Extracted information:
*** Begin section ***
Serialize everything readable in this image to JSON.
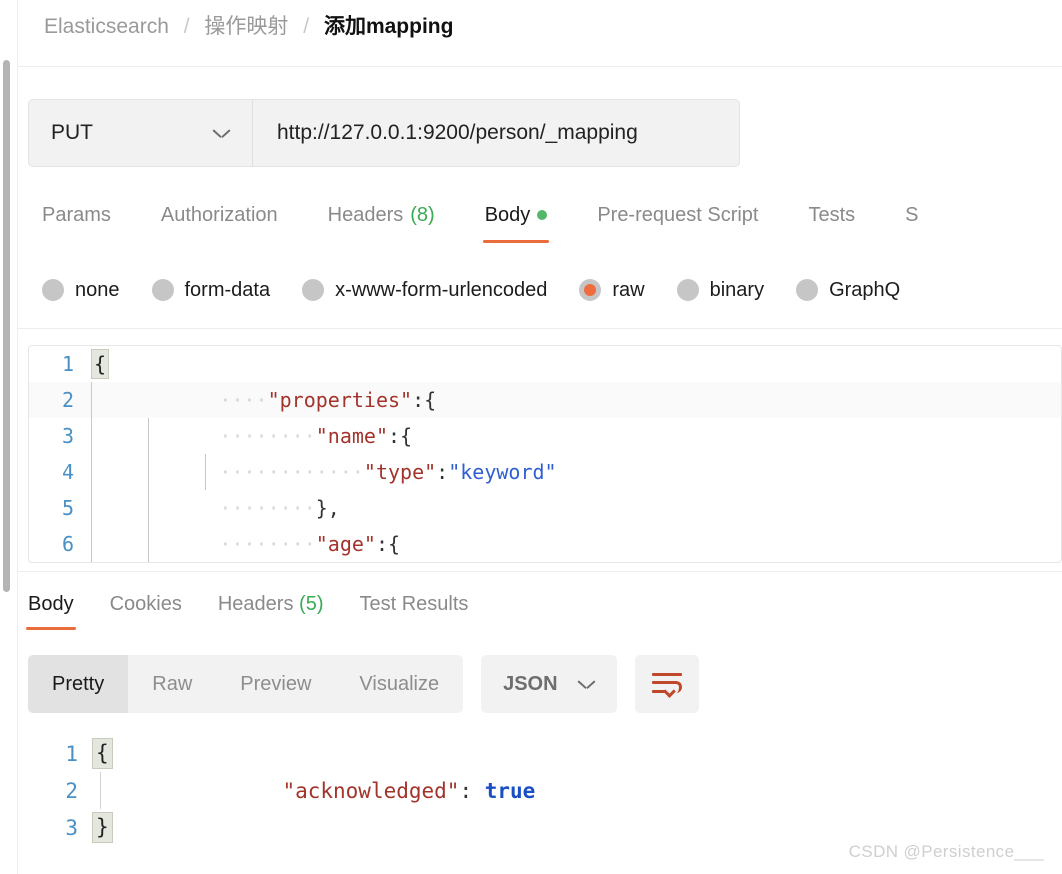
{
  "breadcrumb": {
    "root": "Elasticsearch",
    "sep": "/",
    "folder": "操作映射",
    "current": "添加mapping"
  },
  "request": {
    "method": "PUT",
    "method_icon": "chevron-down-icon",
    "url": "http://127.0.0.1:9200/person/_mapping",
    "tabs": [
      {
        "label": "Params",
        "active": false
      },
      {
        "label": "Authorization",
        "active": false
      },
      {
        "label": "Headers",
        "count": "(8)",
        "active": false
      },
      {
        "label": "Body",
        "active": true,
        "dot": true
      },
      {
        "label": "Pre-request Script",
        "active": false
      },
      {
        "label": "Tests",
        "active": false
      },
      {
        "label": "S",
        "active": false
      }
    ],
    "body_types": [
      {
        "label": "none",
        "selected": false
      },
      {
        "label": "form-data",
        "selected": false
      },
      {
        "label": "x-www-form-urlencoded",
        "selected": false
      },
      {
        "label": "raw",
        "selected": true
      },
      {
        "label": "binary",
        "selected": false
      },
      {
        "label": "GraphQ",
        "selected": false
      }
    ],
    "editor": {
      "lines": [
        {
          "no": "1",
          "indent": "",
          "text": "",
          "fold": "{",
          "depth": 0
        },
        {
          "no": "2",
          "indent": "····",
          "key": "\"properties\"",
          "punc": ":{",
          "depth": 1
        },
        {
          "no": "3",
          "indent": "········",
          "key": "\"name\"",
          "punc": ":{",
          "depth": 2
        },
        {
          "no": "4",
          "indent": "············",
          "key": "\"type\"",
          "punc": ":",
          "val": "\"keyword\"",
          "depth": 3
        },
        {
          "no": "5",
          "indent": "········",
          "punc": "},",
          "depth": 2
        },
        {
          "no": "6",
          "indent": "········",
          "key": "\"age\"",
          "punc": ":{",
          "depth": 2
        }
      ]
    }
  },
  "response": {
    "tabs": [
      {
        "label": "Body",
        "active": true
      },
      {
        "label": "Cookies",
        "active": false
      },
      {
        "label": "Headers",
        "count": "(5)",
        "active": false
      },
      {
        "label": "Test Results",
        "active": false
      }
    ],
    "view_modes": [
      {
        "label": "Pretty",
        "active": true
      },
      {
        "label": "Raw",
        "active": false
      },
      {
        "label": "Preview",
        "active": false
      },
      {
        "label": "Visualize",
        "active": false
      }
    ],
    "format": "JSON",
    "format_icon": "chevron-down-icon",
    "wrap_icon": "word-wrap-icon",
    "body": {
      "lines": [
        {
          "no": "1",
          "fold": "{",
          "text": ""
        },
        {
          "no": "2",
          "key": "\"acknowledged\"",
          "punc": ": ",
          "bool": "true"
        },
        {
          "no": "3",
          "fold": "}",
          "text": ""
        }
      ]
    }
  },
  "watermark": "CSDN @Persistence___",
  "colors": {
    "accent": "#eb6c3b",
    "green": "#52b86a",
    "key": "#a3342c",
    "value": "#2f5fd0",
    "linenum": "#4a90c4"
  }
}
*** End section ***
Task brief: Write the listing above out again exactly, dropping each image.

Your solution:
Serialize everything readable in this image to JSON.
{
  "breadcrumb": {
    "root": "Elasticsearch",
    "sep": "/",
    "folder": "操作映射",
    "current": "添加mapping"
  },
  "request": {
    "method": "PUT",
    "method_icon": "chevron-down-icon",
    "url": "http://127.0.0.1:9200/person/_mapping",
    "tabs": [
      {
        "label": "Params",
        "active": false
      },
      {
        "label": "Authorization",
        "active": false
      },
      {
        "label": "Headers",
        "count": "(8)",
        "active": false
      },
      {
        "label": "Body",
        "active": true,
        "dot": true
      },
      {
        "label": "Pre-request Script",
        "active": false
      },
      {
        "label": "Tests",
        "active": false
      },
      {
        "label": "S",
        "active": false
      }
    ],
    "body_types": [
      {
        "label": "none",
        "selected": false
      },
      {
        "label": "form-data",
        "selected": false
      },
      {
        "label": "x-www-form-urlencoded",
        "selected": false
      },
      {
        "label": "raw",
        "selected": true
      },
      {
        "label": "binary",
        "selected": false
      },
      {
        "label": "GraphQ",
        "selected": false
      }
    ],
    "editor": {
      "lines": [
        {
          "no": "1",
          "indent": "",
          "text": "",
          "fold": "{",
          "depth": 0
        },
        {
          "no": "2",
          "indent": "····",
          "key": "\"properties\"",
          "punc": ":{",
          "depth": 1
        },
        {
          "no": "3",
          "indent": "········",
          "key": "\"name\"",
          "punc": ":{",
          "depth": 2
        },
        {
          "no": "4",
          "indent": "············",
          "key": "\"type\"",
          "punc": ":",
          "val": "\"keyword\"",
          "depth": 3
        },
        {
          "no": "5",
          "indent": "········",
          "punc": "},",
          "depth": 2
        },
        {
          "no": "6",
          "indent": "········",
          "key": "\"age\"",
          "punc": ":{",
          "depth": 2
        }
      ]
    }
  },
  "response": {
    "tabs": [
      {
        "label": "Body",
        "active": true
      },
      {
        "label": "Cookies",
        "active": false
      },
      {
        "label": "Headers",
        "count": "(5)",
        "active": false
      },
      {
        "label": "Test Results",
        "active": false
      }
    ],
    "view_modes": [
      {
        "label": "Pretty",
        "active": true
      },
      {
        "label": "Raw",
        "active": false
      },
      {
        "label": "Preview",
        "active": false
      },
      {
        "label": "Visualize",
        "active": false
      }
    ],
    "format": "JSON",
    "format_icon": "chevron-down-icon",
    "wrap_icon": "word-wrap-icon",
    "body": {
      "lines": [
        {
          "no": "1",
          "fold": "{",
          "text": ""
        },
        {
          "no": "2",
          "key": "\"acknowledged\"",
          "punc": ": ",
          "bool": "true"
        },
        {
          "no": "3",
          "fold": "}",
          "text": ""
        }
      ]
    }
  },
  "watermark": "CSDN @Persistence___",
  "colors": {
    "accent": "#eb6c3b",
    "green": "#52b86a",
    "key": "#a3342c",
    "value": "#2f5fd0",
    "linenum": "#4a90c4"
  }
}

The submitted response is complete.